Repeat the listing that follows character for character, omitting images.

▶ Source data:
------------------------

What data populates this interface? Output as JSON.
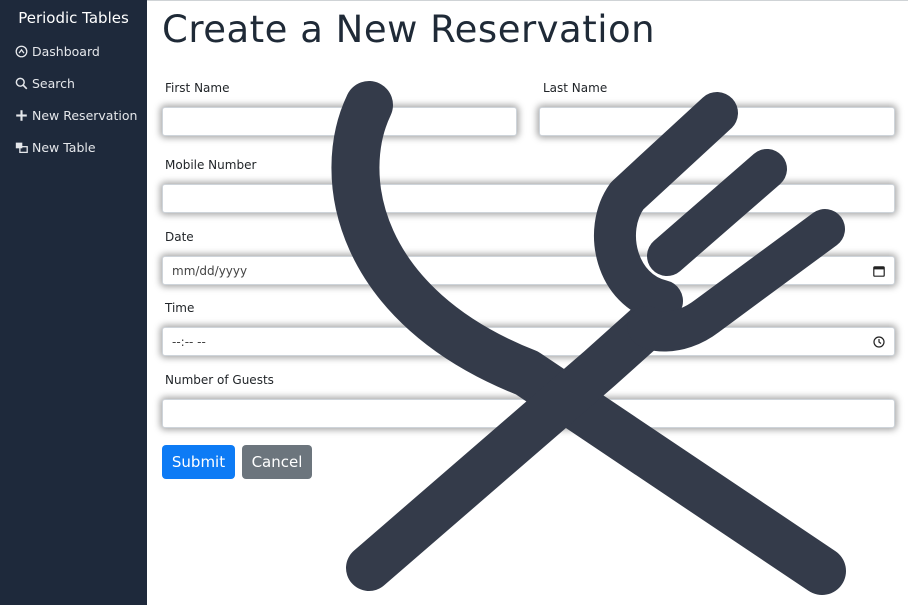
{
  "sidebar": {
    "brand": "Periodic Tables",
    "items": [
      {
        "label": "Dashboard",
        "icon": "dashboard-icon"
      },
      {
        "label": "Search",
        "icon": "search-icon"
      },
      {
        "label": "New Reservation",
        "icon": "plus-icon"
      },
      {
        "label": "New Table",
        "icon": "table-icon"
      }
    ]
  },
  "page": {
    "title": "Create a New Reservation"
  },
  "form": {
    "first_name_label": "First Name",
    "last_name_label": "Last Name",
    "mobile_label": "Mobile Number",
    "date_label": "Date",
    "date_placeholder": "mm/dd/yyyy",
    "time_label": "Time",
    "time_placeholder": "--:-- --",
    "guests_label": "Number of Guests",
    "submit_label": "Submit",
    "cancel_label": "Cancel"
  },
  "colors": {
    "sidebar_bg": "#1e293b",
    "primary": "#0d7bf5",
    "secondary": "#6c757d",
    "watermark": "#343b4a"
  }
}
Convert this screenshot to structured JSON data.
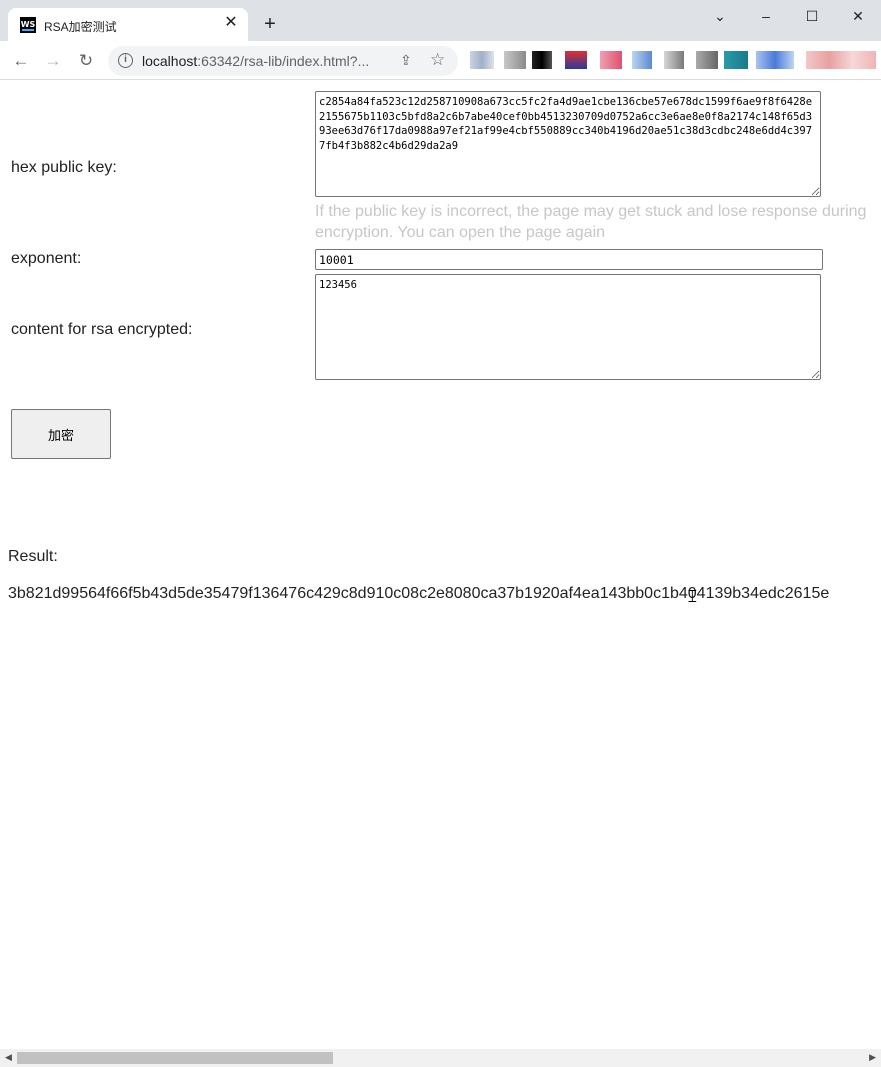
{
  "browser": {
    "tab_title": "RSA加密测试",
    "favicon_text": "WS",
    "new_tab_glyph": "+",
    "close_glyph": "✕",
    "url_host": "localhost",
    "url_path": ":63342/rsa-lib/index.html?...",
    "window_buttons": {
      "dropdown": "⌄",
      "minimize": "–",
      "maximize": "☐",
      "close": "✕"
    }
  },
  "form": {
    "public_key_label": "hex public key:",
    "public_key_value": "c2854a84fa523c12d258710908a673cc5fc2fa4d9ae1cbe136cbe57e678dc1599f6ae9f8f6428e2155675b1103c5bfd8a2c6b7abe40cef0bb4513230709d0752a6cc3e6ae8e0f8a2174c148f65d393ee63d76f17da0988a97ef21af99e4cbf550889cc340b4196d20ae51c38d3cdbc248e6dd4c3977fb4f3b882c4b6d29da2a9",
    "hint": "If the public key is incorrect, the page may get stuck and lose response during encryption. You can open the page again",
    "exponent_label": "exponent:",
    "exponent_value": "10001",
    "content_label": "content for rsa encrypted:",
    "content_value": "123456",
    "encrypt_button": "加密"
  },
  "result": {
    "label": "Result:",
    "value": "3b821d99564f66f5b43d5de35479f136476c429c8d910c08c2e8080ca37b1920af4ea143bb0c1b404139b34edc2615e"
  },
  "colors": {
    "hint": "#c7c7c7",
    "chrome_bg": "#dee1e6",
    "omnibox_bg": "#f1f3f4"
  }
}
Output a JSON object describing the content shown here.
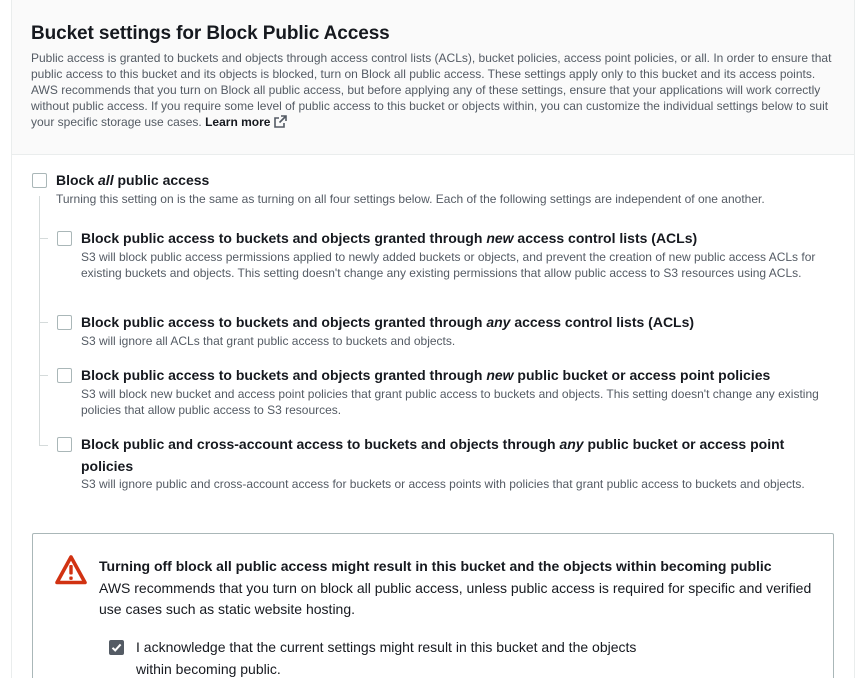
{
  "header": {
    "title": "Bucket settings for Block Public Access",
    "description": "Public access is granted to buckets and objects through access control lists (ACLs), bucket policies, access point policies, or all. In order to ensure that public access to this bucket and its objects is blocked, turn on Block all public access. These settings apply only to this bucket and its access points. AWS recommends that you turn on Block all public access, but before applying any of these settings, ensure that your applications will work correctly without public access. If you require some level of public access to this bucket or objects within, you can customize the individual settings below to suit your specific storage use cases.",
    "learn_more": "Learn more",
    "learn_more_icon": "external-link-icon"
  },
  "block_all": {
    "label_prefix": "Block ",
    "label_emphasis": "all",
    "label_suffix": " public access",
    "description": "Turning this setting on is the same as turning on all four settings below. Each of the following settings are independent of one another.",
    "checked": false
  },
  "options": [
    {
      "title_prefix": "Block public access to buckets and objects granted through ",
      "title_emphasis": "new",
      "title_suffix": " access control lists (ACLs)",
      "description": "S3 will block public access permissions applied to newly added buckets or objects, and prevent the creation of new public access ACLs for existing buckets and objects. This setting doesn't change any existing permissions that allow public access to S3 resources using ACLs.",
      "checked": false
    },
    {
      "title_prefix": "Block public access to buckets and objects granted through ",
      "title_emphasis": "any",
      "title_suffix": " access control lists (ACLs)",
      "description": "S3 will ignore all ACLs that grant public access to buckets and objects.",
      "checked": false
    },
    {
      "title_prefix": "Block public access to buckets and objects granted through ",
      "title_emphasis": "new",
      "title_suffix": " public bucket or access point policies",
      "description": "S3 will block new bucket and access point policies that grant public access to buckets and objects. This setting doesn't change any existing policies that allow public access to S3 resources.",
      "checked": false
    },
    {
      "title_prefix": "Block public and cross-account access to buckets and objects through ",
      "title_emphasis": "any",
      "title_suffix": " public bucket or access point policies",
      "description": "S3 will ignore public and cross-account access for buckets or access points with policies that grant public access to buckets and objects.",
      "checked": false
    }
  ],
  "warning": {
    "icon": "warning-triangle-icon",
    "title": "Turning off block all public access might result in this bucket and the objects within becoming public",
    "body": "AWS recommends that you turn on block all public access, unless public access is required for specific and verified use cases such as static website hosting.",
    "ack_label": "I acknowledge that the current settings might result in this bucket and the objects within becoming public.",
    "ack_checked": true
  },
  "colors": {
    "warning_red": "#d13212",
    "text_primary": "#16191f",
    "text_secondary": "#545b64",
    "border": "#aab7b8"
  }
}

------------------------

▶ Expected answer:
What data populates this interface? Output as JSON.
{
  "sidebar": {
    "brand": "Periodic Tables",
    "items": [
      {
        "label": "Dashboard",
        "icon": "dashboard-icon"
      },
      {
        "label": "Search",
        "icon": "search-icon"
      },
      {
        "label": "New Reservation",
        "icon": "plus-icon"
      },
      {
        "label": "New Table",
        "icon": "table-icon"
      }
    ]
  },
  "page": {
    "title": "Create a New Reservation"
  },
  "form": {
    "first_name_label": "First Name",
    "last_name_label": "Last Name",
    "mobile_label": "Mobile Number",
    "date_label": "Date",
    "date_placeholder": "mm/dd/yyyy",
    "time_label": "Time",
    "time_placeholder": "--:-- --",
    "guests_label": "Number of Guests",
    "submit_label": "Submit",
    "cancel_label": "Cancel"
  },
  "colors": {
    "sidebar_bg": "#1e293b",
    "primary": "#0d7bf5",
    "secondary": "#6c757d",
    "watermark": "#343b4a"
  }
}
Convert this screenshot to structured JSON data.
{
  "browser": {
    "tab_title": "RSA加密测试",
    "favicon_text": "WS",
    "new_tab_glyph": "+",
    "close_glyph": "✕",
    "url_host": "localhost",
    "url_path": ":63342/rsa-lib/index.html?...",
    "window_buttons": {
      "dropdown": "⌄",
      "minimize": "–",
      "maximize": "☐",
      "close": "✕"
    }
  },
  "form": {
    "public_key_label": "hex public key:",
    "public_key_value": "c2854a84fa523c12d258710908a673cc5fc2fa4d9ae1cbe136cbe57e678dc1599f6ae9f8f6428e2155675b1103c5bfd8a2c6b7abe40cef0bb4513230709d0752a6cc3e6ae8e0f8a2174c148f65d393ee63d76f17da0988a97ef21af99e4cbf550889cc340b4196d20ae51c38d3cdbc248e6dd4c3977fb4f3b882c4b6d29da2a9",
    "hint": "If the public key is incorrect, the page may get stuck and lose response during encryption. You can open the page again",
    "exponent_label": "exponent:",
    "exponent_value": "10001",
    "content_label": "content for rsa encrypted:",
    "content_value": "123456",
    "encrypt_button": "加密"
  },
  "result": {
    "label": "Result:",
    "value": "3b821d99564f66f5b43d5de35479f136476c429c8d910c08c2e8080ca37b1920af4ea143bb0c1b404139b34edc2615e"
  },
  "colors": {
    "hint": "#c7c7c7",
    "chrome_bg": "#dee1e6",
    "omnibox_bg": "#f1f3f4"
  }
}
Output a JSON object describing the content shown here.
{
  "header": {
    "title": "Bucket settings for Block Public Access",
    "description": "Public access is granted to buckets and objects through access control lists (ACLs), bucket policies, access point policies, or all. In order to ensure that public access to this bucket and its objects is blocked, turn on Block all public access. These settings apply only to this bucket and its access points. AWS recommends that you turn on Block all public access, but before applying any of these settings, ensure that your applications will work correctly without public access. If you require some level of public access to this bucket or objects within, you can customize the individual settings below to suit your specific storage use cases.",
    "learn_more": "Learn more",
    "learn_more_icon": "external-link-icon"
  },
  "block_all": {
    "label_prefix": "Block ",
    "label_emphasis": "all",
    "label_suffix": " public access",
    "description": "Turning this setting on is the same as turning on all four settings below. Each of the following settings are independent of one another.",
    "checked": false
  },
  "options": [
    {
      "title_prefix": "Block public access to buckets and objects granted through ",
      "title_emphasis": "new",
      "title_suffix": " access control lists (ACLs)",
      "description": "S3 will block public access permissions applied to newly added buckets or objects, and prevent the creation of new public access ACLs for existing buckets and objects. This setting doesn't change any existing permissions that allow public access to S3 resources using ACLs.",
      "checked": false
    },
    {
      "title_prefix": "Block public access to buckets and objects granted through ",
      "title_emphasis": "any",
      "title_suffix": " access control lists (ACLs)",
      "description": "S3 will ignore all ACLs that grant public access to buckets and objects.",
      "checked": false
    },
    {
      "title_prefix": "Block public access to buckets and objects granted through ",
      "title_emphasis": "new",
      "title_suffix": " public bucket or access point policies",
      "description": "S3 will block new bucket and access point policies that grant public access to buckets and objects. This setting doesn't change any existing policies that allow public access to S3 resources.",
      "checked": false
    },
    {
      "title_prefix": "Block public and cross-account access to buckets and objects through ",
      "title_emphasis": "any",
      "title_suffix": " public bucket or access point policies",
      "description": "S3 will ignore public and cross-account access for buckets or access points with policies that grant public access to buckets and objects.",
      "checked": false
    }
  ],
  "warning": {
    "icon": "warning-triangle-icon",
    "title": "Turning off block all public access might result in this bucket and the objects within becoming public",
    "body": "AWS recommends that you turn on block all public access, unless public access is required for specific and verified use cases such as static website hosting.",
    "ack_label": "I acknowledge that the current settings might result in this bucket and the objects within becoming public.",
    "ack_checked": true
  },
  "colors": {
    "warning_red": "#d13212",
    "text_primary": "#16191f",
    "text_secondary": "#545b64",
    "border": "#aab7b8"
  }
}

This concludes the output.